Psyhopathy is a medical condition which affects about 1% of humanity from birth. It may be due to a variety of causes, but the main symptom is an inability to empathise with other people and form long lasting connections them - a lack of conscience. Psychopaths lack not only empathy for others but some dimensions of self-control, causing their behaviour to be risk seeking and impulsive. As the film The Corporation points out, the lack of responsibility and single focus of corporations incentivies psychopathic behavior by them. Arguably, this is true of all dealings carried out through centralised money, and few economists would argue with the psychopathic nature of the Homo economicus model which underlies modern economics.
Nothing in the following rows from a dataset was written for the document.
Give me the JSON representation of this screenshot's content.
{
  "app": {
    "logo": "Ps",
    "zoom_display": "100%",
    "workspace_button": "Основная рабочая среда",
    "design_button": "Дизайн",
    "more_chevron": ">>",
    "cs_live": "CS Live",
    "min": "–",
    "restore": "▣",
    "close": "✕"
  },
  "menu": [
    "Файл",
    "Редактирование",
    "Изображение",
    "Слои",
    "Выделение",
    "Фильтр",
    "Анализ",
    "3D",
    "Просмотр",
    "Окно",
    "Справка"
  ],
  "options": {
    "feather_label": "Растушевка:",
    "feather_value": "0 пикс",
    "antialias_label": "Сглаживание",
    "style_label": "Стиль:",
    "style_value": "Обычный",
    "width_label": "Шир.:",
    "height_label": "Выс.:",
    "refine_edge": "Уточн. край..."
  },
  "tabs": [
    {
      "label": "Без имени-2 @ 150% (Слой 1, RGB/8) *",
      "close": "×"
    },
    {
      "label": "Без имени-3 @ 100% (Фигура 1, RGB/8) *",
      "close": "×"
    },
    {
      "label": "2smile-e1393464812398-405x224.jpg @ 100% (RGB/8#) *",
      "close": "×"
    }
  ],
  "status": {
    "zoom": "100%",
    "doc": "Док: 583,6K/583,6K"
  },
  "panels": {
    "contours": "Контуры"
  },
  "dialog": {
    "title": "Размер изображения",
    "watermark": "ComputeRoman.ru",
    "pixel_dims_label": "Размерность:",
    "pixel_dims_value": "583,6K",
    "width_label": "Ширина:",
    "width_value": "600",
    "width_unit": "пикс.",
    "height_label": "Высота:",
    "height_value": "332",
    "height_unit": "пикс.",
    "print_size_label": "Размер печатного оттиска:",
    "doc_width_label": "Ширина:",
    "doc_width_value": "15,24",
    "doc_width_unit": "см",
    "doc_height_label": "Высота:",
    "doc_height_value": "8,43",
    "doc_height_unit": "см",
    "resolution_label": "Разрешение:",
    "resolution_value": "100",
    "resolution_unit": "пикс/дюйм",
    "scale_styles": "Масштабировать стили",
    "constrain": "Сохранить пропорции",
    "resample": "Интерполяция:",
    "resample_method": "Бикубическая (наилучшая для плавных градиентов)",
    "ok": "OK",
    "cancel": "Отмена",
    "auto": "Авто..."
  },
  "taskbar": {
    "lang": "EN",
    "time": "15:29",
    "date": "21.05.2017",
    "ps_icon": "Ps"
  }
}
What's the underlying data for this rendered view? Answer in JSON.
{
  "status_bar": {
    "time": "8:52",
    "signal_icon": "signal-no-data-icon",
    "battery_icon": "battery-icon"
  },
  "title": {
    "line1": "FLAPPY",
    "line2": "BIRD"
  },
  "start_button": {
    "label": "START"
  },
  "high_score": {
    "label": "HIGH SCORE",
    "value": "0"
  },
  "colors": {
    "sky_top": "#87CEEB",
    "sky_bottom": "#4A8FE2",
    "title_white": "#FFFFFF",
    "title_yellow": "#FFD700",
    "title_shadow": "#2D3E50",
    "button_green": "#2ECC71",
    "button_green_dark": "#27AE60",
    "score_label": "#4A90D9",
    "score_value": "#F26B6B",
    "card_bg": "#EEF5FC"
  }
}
Although some authors use sociopathy interchangeably with psychopathy, David T. Lykken and others draw an important distinction between innate disorder (psychopathy) and one which is not in born but due to environmental factors such as neglect or abuse. The latter he terms 'sociopathy' and in contrast to psychopathy, it is treatable.
The hierarchical nature of modern institutions, particularly those which are organised using money and which operate principally through money, favors the advance of psychopaths for a variety of reasons. The inbuilt expertise of psychopaths to dissimulate (since they have no conscience giving them second thoughts about this) assists their advancement as political leaders, while again, lack of conscience assist their advancement in company hierarchies since their decision making is unencumbered by considerations other than self-advancement.